━━━━━ Records supplied

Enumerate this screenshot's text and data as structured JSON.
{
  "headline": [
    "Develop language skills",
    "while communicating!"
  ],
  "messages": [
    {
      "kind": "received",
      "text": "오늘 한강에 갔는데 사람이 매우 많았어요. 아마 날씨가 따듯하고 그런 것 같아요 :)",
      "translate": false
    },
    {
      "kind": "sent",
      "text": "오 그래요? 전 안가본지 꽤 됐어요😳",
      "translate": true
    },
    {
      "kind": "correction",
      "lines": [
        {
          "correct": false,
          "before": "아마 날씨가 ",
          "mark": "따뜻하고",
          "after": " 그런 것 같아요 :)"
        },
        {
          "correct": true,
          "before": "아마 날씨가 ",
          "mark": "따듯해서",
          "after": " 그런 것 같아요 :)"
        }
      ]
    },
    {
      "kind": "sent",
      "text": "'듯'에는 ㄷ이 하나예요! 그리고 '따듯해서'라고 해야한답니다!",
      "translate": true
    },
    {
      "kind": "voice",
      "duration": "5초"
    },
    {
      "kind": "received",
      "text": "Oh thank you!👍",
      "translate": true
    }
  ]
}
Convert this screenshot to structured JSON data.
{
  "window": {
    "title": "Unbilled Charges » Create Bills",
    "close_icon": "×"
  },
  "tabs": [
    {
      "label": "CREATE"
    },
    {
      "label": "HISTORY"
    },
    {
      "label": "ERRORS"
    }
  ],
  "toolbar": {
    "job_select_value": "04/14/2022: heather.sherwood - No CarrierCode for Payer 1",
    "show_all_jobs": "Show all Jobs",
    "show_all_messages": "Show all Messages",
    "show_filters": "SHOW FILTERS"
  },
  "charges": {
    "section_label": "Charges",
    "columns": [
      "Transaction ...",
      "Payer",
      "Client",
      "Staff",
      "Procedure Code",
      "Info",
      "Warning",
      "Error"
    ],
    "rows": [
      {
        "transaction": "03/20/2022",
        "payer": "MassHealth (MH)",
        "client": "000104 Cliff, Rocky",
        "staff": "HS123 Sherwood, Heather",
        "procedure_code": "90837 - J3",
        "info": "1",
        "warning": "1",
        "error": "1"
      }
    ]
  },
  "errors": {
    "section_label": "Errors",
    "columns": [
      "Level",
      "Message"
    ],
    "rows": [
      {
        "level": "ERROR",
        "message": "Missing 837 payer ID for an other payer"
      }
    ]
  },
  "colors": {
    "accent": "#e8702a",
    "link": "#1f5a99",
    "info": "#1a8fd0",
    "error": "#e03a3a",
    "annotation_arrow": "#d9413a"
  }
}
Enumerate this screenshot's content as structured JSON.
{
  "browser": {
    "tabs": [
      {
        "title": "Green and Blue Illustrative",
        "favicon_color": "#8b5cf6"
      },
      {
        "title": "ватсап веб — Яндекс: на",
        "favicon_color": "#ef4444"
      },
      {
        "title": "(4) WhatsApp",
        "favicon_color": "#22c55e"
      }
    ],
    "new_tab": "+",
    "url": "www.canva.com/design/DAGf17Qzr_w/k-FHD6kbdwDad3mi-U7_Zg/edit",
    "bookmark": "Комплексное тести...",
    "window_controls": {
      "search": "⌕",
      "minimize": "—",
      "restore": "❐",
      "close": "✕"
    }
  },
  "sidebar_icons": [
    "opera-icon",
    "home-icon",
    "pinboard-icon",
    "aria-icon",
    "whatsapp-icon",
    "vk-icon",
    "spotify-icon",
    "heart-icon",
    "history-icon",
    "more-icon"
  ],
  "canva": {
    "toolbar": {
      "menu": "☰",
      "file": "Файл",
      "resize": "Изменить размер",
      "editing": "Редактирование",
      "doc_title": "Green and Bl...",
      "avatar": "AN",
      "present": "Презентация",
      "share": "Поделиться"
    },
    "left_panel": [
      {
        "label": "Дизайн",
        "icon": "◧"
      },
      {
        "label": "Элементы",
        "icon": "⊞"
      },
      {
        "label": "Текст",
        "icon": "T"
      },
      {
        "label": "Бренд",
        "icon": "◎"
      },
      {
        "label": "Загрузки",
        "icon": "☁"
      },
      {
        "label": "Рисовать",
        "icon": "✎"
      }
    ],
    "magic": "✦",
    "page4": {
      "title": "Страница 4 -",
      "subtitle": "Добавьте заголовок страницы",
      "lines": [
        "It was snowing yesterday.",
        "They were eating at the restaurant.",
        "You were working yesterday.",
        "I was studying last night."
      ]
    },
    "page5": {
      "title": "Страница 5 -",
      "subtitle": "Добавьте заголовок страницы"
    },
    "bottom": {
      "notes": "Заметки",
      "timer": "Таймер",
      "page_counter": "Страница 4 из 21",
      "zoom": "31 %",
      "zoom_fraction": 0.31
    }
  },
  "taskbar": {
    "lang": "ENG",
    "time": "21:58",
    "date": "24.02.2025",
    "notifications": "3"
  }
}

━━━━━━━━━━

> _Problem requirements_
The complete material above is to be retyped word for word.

> _Exercise solution_
Enumerate this screenshot's text and data as structured JSON.
{
  "headline": [
    "Develop language skills",
    "while communicating!"
  ],
  "messages": [
    {
      "kind": "received",
      "text": "오늘 한강에 갔는데 사람이 매우 많았어요. 아마 날씨가 따듯하고 그런 것 같아요 :)",
      "translate": false
    },
    {
      "kind": "sent",
      "text": "오 그래요? 전 안가본지 꽤 됐어요😳",
      "translate": true
    },
    {
      "kind": "correction",
      "lines": [
        {
          "correct": false,
          "before": "아마 날씨가 ",
          "mark": "따뜻하고",
          "after": " 그런 것 같아요 :)"
        },
        {
          "correct": true,
          "before": "아마 날씨가 ",
          "mark": "따듯해서",
          "after": " 그런 것 같아요 :)"
        }
      ]
    },
    {
      "kind": "sent",
      "text": "'듯'에는 ㄷ이 하나예요! 그리고 '따듯해서'라고 해야한답니다!",
      "translate": true
    },
    {
      "kind": "voice",
      "duration": "5초"
    },
    {
      "kind": "received",
      "text": "Oh thank you!👍",
      "translate": true
    }
  ]
}
Convert this screenshot to structured JSON data.
{
  "window": {
    "title": "Unbilled Charges » Create Bills",
    "close_icon": "×"
  },
  "tabs": [
    {
      "label": "CREATE"
    },
    {
      "label": "HISTORY"
    },
    {
      "label": "ERRORS"
    }
  ],
  "toolbar": {
    "job_select_value": "04/14/2022: heather.sherwood - No CarrierCode for Payer 1",
    "show_all_jobs": "Show all Jobs",
    "show_all_messages": "Show all Messages",
    "show_filters": "SHOW FILTERS"
  },
  "charges": {
    "section_label": "Charges",
    "columns": [
      "Transaction ...",
      "Payer",
      "Client",
      "Staff",
      "Procedure Code",
      "Info",
      "Warning",
      "Error"
    ],
    "rows": [
      {
        "transaction": "03/20/2022",
        "payer": "MassHealth (MH)",
        "client": "000104 Cliff, Rocky",
        "staff": "HS123 Sherwood, Heather",
        "procedure_code": "90837 - J3",
        "info": "1",
        "warning": "1",
        "error": "1"
      }
    ]
  },
  "errors": {
    "section_label": "Errors",
    "columns": [
      "Level",
      "Message"
    ],
    "rows": [
      {
        "level": "ERROR",
        "message": "Missing 837 payer ID for an other payer"
      }
    ]
  },
  "colors": {
    "accent": "#e8702a",
    "link": "#1f5a99",
    "info": "#1a8fd0",
    "error": "#e03a3a",
    "annotation_arrow": "#d9413a"
  }
}
Enumerate this screenshot's content as structured JSON.
{
  "browser": {
    "tabs": [
      {
        "title": "Green and Blue Illustrative",
        "favicon_color": "#8b5cf6"
      },
      {
        "title": "ватсап веб — Яндекс: на",
        "favicon_color": "#ef4444"
      },
      {
        "title": "(4) WhatsApp",
        "favicon_color": "#22c55e"
      }
    ],
    "new_tab": "+",
    "url": "www.canva.com/design/DAGf17Qzr_w/k-FHD6kbdwDad3mi-U7_Zg/edit",
    "bookmark": "Комплексное тести...",
    "window_controls": {
      "search": "⌕",
      "minimize": "—",
      "restore": "❐",
      "close": "✕"
    }
  },
  "sidebar_icons": [
    "opera-icon",
    "home-icon",
    "pinboard-icon",
    "aria-icon",
    "whatsapp-icon",
    "vk-icon",
    "spotify-icon",
    "heart-icon",
    "history-icon",
    "more-icon"
  ],
  "canva": {
    "toolbar": {
      "menu": "☰",
      "file": "Файл",
      "resize": "Изменить размер",
      "editing": "Редактирование",
      "doc_title": "Green and Bl...",
      "avatar": "AN",
      "present": "Презентация",
      "share": "Поделиться"
    },
    "left_panel": [
      {
        "label": "Дизайн",
        "icon": "◧"
      },
      {
        "label": "Элементы",
        "icon": "⊞"
      },
      {
        "label": "Текст",
        "icon": "T"
      },
      {
        "label": "Бренд",
        "icon": "◎"
      },
      {
        "label": "Загрузки",
        "icon": "☁"
      },
      {
        "label": "Рисовать",
        "icon": "✎"
      }
    ],
    "magic": "✦",
    "page4": {
      "title": "Страница 4 -",
      "subtitle": "Добавьте заголовок страницы",
      "lines": [
        "It was snowing yesterday.",
        "They were eating at the restaurant.",
        "You were working yesterday.",
        "I was studying last night."
      ]
    },
    "page5": {
      "title": "Страница 5 -",
      "subtitle": "Добавьте заголовок страницы"
    },
    "bottom": {
      "notes": "Заметки",
      "timer": "Таймер",
      "page_counter": "Страница 4 из 21",
      "zoom": "31 %",
      "zoom_fraction": 0.31
    }
  },
  "taskbar": {
    "lang": "ENG",
    "time": "21:58",
    "date": "24.02.2025",
    "notifications": "3"
  }
}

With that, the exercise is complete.